**MATERIAL PROVIDED**
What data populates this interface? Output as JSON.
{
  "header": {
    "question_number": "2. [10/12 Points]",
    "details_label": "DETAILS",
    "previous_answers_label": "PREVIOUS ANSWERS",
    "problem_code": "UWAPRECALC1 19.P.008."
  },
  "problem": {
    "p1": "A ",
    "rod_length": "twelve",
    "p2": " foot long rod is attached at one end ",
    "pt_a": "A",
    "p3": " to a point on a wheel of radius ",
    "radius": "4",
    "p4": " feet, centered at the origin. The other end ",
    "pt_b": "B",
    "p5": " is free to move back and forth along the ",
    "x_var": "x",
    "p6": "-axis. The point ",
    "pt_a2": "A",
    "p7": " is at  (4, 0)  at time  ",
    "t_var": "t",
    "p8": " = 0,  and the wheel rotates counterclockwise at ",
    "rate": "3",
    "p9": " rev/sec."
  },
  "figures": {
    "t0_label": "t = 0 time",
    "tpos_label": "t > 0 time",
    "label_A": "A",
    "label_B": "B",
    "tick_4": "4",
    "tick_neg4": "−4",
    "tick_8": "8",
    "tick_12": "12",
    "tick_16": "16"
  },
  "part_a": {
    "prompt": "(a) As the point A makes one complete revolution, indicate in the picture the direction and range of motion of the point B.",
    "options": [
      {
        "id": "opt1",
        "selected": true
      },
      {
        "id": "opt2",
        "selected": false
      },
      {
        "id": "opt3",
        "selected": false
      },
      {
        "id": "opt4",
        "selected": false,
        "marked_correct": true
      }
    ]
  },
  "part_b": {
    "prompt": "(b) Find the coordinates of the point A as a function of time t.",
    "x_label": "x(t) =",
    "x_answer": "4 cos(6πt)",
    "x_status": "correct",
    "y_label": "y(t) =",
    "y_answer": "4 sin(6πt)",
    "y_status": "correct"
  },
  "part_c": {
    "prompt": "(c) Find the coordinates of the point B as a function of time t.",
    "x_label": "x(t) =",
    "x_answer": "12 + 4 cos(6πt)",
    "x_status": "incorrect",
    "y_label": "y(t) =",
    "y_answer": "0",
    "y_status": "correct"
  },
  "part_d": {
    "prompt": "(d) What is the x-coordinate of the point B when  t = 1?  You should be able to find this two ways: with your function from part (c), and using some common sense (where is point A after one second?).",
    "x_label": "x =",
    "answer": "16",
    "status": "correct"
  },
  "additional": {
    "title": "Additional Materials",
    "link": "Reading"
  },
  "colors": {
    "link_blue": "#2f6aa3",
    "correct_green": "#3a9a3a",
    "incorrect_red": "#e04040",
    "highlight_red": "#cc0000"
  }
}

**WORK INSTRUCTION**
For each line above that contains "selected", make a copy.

**ANSWER FOR THE TASK**
        "selected": true
        "selected": false
        "selected": false
        "selected": false,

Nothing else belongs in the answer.